Furthermore Barrick has a history of squandering shareholder capital. I have addressed this issue in a couple of articles: one published in April and another in August. Excellent examples of this include the company's Equinox purchase in 2011, its hedging policy in the face of rising gold prices, and its massive expenditures on the Pascua Lama project, which may never go into production. Each of these events lead to massive write-downs. As a result, the company's shareholder equity has fallen from $15 billion at the end of 2009 to $13.6 billion as of the end of September despite a higher gold price. By comparison Goldcorp has grown its shareholder equity by a third.
C: The Location of Its Mines
Goldcorp operates solely in the western hemisphere, and it almost exclusively operates in low political risk regions. While i am not thrilled about its exposure to Argentina (Cerro Negro) I like that it gets a lot of production from Canada (Red Lake, and soon Eleonore), and Mexico (Pensaquito).
Barrick Gold gets a lot of production from its Nevada mines, but otherwise I am not thrilled about the location of its mines or its attitude towards managing political risk. The company has a lot of assets in Africa including higher risk regions such as Tanzania and Zambia. It also owns 73% of African Barrick (OTCPK:ABGLF), which has assets in Tanzania. Furthermore the political risk of Barrick's portfolio rose when it sold its Australian assets.
D: Emphasizing Precious Metals
All of Goldcorp's mines are focused on precious metals, and the company's portfolio is designed to appreciate in value along with precious metals and to potentially leverage this price appreciation. While the company inevitably has some base-metal exposure the management's dedication to gold exposure is made clear in the company presentation.
Barrick Gold is primarily a gold producer but it has a lot of base metal exposure. The company is growing is copper production from 470 million pounds in 2012 to over 520 million pounds this year as its gold production is flat to slightly lower. Furthermore we have seen the company make direct investments in copper, such as the Equinox acquisition in which it acquired the Lumwana project. The company also has exposure to the Kabanga nickel project.
While base metals aren't necessarily a bad investment the fundamental drivers differ in many respects from those of precious metals, and the fundamentals are often antithetical to one another.
Given the sheer size of Barrick's portfolio it is possible that it will end up being a better investment than Goldcorp. But given Goldcorp's quality management versus Barrick's persistent mismanagement and capital destruction I would rather own the former with the knowledge that my capital is in good hands.

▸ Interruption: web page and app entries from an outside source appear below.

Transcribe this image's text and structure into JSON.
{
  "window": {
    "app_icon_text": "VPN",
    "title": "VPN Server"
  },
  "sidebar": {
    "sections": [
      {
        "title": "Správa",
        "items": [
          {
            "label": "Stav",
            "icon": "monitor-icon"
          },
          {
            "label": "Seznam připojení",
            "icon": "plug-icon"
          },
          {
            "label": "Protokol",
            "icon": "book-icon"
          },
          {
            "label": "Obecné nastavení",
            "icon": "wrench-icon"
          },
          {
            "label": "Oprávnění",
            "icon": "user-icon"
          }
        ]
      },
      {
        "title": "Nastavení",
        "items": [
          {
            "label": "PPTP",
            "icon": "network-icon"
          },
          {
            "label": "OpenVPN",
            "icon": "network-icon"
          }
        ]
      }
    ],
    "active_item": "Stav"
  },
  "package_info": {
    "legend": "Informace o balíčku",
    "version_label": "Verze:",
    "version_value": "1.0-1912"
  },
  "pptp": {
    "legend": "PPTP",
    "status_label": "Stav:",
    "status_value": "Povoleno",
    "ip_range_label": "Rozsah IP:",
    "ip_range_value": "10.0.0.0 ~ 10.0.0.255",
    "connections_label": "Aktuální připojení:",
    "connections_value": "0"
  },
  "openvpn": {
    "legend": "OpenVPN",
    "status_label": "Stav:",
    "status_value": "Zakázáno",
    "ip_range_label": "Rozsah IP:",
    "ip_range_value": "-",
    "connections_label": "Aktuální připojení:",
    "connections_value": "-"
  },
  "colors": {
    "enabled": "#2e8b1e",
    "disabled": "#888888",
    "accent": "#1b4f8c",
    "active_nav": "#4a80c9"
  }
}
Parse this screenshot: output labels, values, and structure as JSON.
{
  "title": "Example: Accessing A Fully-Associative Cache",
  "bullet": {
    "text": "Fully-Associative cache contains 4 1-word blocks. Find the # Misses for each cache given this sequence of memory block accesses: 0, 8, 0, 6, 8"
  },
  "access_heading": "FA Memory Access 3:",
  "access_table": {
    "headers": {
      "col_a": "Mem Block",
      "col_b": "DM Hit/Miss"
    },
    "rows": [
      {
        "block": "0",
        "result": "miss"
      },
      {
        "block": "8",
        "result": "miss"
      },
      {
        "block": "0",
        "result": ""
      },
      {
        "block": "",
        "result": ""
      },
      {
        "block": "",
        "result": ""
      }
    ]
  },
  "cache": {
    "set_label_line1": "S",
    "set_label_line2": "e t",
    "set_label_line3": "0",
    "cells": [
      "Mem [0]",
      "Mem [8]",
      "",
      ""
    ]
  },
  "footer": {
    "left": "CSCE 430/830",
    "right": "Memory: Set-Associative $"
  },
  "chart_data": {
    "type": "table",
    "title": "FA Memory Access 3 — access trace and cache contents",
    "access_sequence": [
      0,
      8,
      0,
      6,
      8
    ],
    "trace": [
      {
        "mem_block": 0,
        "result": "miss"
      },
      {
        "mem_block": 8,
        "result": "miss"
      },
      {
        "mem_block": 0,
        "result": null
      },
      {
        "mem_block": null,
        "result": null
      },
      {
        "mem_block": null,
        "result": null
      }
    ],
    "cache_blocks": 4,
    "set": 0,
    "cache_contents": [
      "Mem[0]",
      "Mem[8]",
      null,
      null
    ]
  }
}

Disclosure: I am long GG. I wrote this article myself, and it expresses my own opinions. I am not receiving compensation for it (other than from Seeking Alpha). I have no business relationship with any company whose stock is mentioned in this article.